I've never used it but it sounds like a great advance. I was a fan of the original Trachrium, which I found even more reliable than the cis version. But I agree that anesthesiologist skills are diminishing and less qualified CRNA or just RNs may be the future if everything is made too simple. I recently went for a perineal procedure and asked for a caudal and not one anesthesiologist in a 100+ man group had done one or had even been trained to do them. They no longer make Tetracaine!Glide scope makes intubation easy. People can't put in a simple CVP or aline without ultrasound. I used to combine Tensilon with atropine since the 80s for faster reversal and it even came premixed. Gone! Most improvements have been good, altho more expensive and some take longer. But there is much less thinking on the part of the administrator of the drugs that are so much safer.ReplyDelete
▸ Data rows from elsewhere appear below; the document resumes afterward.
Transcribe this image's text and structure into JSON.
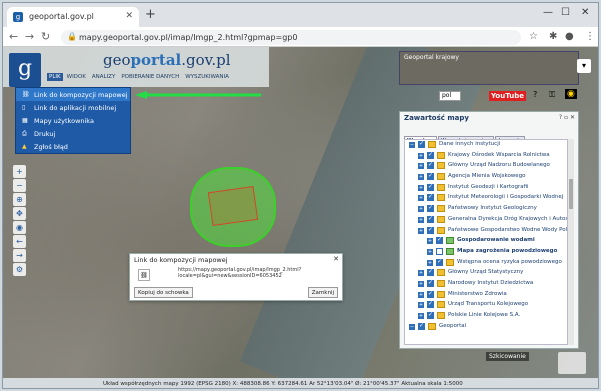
{
  "browser": {
    "tab_title": "geoportal.gov.pl",
    "url": "mapy.geoportal.gov.pl/imap/Imgp_2.html?gpmap=gp0"
  },
  "header": {
    "brand_prefix": "geo",
    "brand_main": "portal",
    "brand_suffix": ".gov.pl",
    "menu": [
      "PLIK",
      "WIDOK",
      "ANALIZY",
      "POBIERANIE DANYCH",
      "WYSZUKIWANIA"
    ],
    "active_menu": "PLIK"
  },
  "dropdown": {
    "items": [
      {
        "label": "Link do kompozycji mapowej",
        "icon": "link-icon"
      },
      {
        "label": "Link do aplikacji mobilnej",
        "icon": "mobile-icon"
      },
      {
        "label": "Mapy użytkownika",
        "icon": "map-icon"
      },
      {
        "label": "Drukuj",
        "icon": "print-icon"
      },
      {
        "label": "Zgłoś błąd",
        "icon": "warning-icon"
      }
    ]
  },
  "popup": {
    "title": "Link do kompozycji mapowej",
    "link": "https://mapy.geoportal.gov.pl/imap/Imgp_2.html?locale=pl&gui=new&sessionID=6053452",
    "copy_label": "Kopiuj do schowka",
    "close_label": "Zamknij"
  },
  "minimap": {
    "label": "Geoportal krajowy"
  },
  "toolbar": {
    "lang": "pol",
    "youtube": "YouTube"
  },
  "panel": {
    "title": "Zawartość mapy",
    "tabs": [
      "Warstwy",
      "Wyszukaj warstwę",
      "Legenda"
    ],
    "active_tab": "Warstwy",
    "tree": [
      {
        "label": "Dane innych instytucji",
        "level": 0,
        "checked": true,
        "folder": true
      },
      {
        "label": "Krajowy Ośrodek Wsparcia Rolnictwa",
        "level": 1,
        "checked": true,
        "folder": true
      },
      {
        "label": "Główny Urząd Nadzoru Budowlanego",
        "level": 1,
        "checked": true,
        "folder": true
      },
      {
        "label": "Agencja Mienia Wojskowego",
        "level": 1,
        "checked": true,
        "folder": true
      },
      {
        "label": "Instytut Geodezji i Kartografii",
        "level": 1,
        "checked": true,
        "folder": true
      },
      {
        "label": "Instytut Meteorologii i Gospodarki Wodnej",
        "level": 1,
        "checked": true,
        "folder": true
      },
      {
        "label": "Państwowy Instytut Geologiczny",
        "level": 1,
        "checked": true,
        "folder": true
      },
      {
        "label": "Generalna Dyrekcja Dróg Krajowych i Autostr",
        "level": 1,
        "checked": true,
        "folder": true
      },
      {
        "label": "Państwowe Gospodarstwo Wodne Wody Pol",
        "level": 1,
        "checked": true,
        "folder": true
      },
      {
        "label": "Gospodarowanie wodami",
        "level": 2,
        "checked": true,
        "folder": false,
        "bold": true
      },
      {
        "label": "Mapa zagrożenia powodziowego",
        "level": 2,
        "checked": false,
        "folder": false,
        "bold": true
      },
      {
        "label": "Wstępna ocena ryzyka powodziowego",
        "level": 2,
        "checked": true,
        "folder": true
      },
      {
        "label": "Główny Urząd Statystyczny",
        "level": 1,
        "checked": true,
        "folder": true
      },
      {
        "label": "Narodowy Instytut Dziedzictwa",
        "level": 1,
        "checked": true,
        "folder": true
      },
      {
        "label": "Ministerstwo Zdrowia",
        "level": 1,
        "checked": true,
        "folder": true
      },
      {
        "label": "Urząd Transportu Kolejowego",
        "level": 1,
        "checked": true,
        "folder": true
      },
      {
        "label": "Polskie Linie Kolejowe S.A.",
        "level": 1,
        "checked": true,
        "folder": true
      },
      {
        "label": "Geoportal",
        "level": 0,
        "checked": true,
        "folder": true
      }
    ]
  },
  "sketch_label": "Szkicowanie",
  "status": "Układ współrzędnych mapy 1992 (EPSG 2180)   X: 488308.86 Y: 637284.61   Ar 52°13'03.04\" Ø: 21°00'45.37\"   Aktualna skala 1:5000"
}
When I talk to residents about using halothane or isoflurane, they look at me with a sad bemused expression. Makes me feel like a dinosaur.ReplyDelete
Cyclopropane was an agent of choice in my day. Just listen real close with your precordial steh and maintain constant physical contact with the patient to ground out any static electricity. ORs were a peaceful place before all those electronic doo dads and buzzing Bovies!Delete
Young surgeons these days also like their OR music turned up to 11. They also pretend they’re from the hood and listen to all sorts of rap crap.Delete
Rocuronium is an excellent predictable drug with extremely rare adverse effects. It rarely requires reversal. If you were paying for your medication ls out of your own pocket as I do, you would not be using suggamdex routinely.ReplyDelete
SGX is free for the residents to use so their ability to titrate NMB’s is lacking. Our residents barely know how to dose neostigmine.Delete
Why are comments sections filled with extreme views? Let's put all this in perspective, folks: (1) Practice evolves and won't be perfect. Who really thinks anesthesia care was better when we used cyclopropane or halothane, didn't routinely monitor EKG, exhaled gases, or SpO2, and had no video laryngoscopy? (2) no drug is perfect. Generally, the adverse events with neostigmine (and the other AChEase inhibitors) occur in PACU during less intense 1:1 observation by non-anesthetists; those from sugammadex occur during emergence allowing immediate detection and treatment. I cast my vote for sugammadex, and I have no conflict of interest in expressing this opinion. (3) Those waiting for the FDA to provide labelling for dialysis patients sadly lack understanding of how the indications in drug labels arise and get revised. The literature must guide us in this issue, not the FDA.ReplyDelete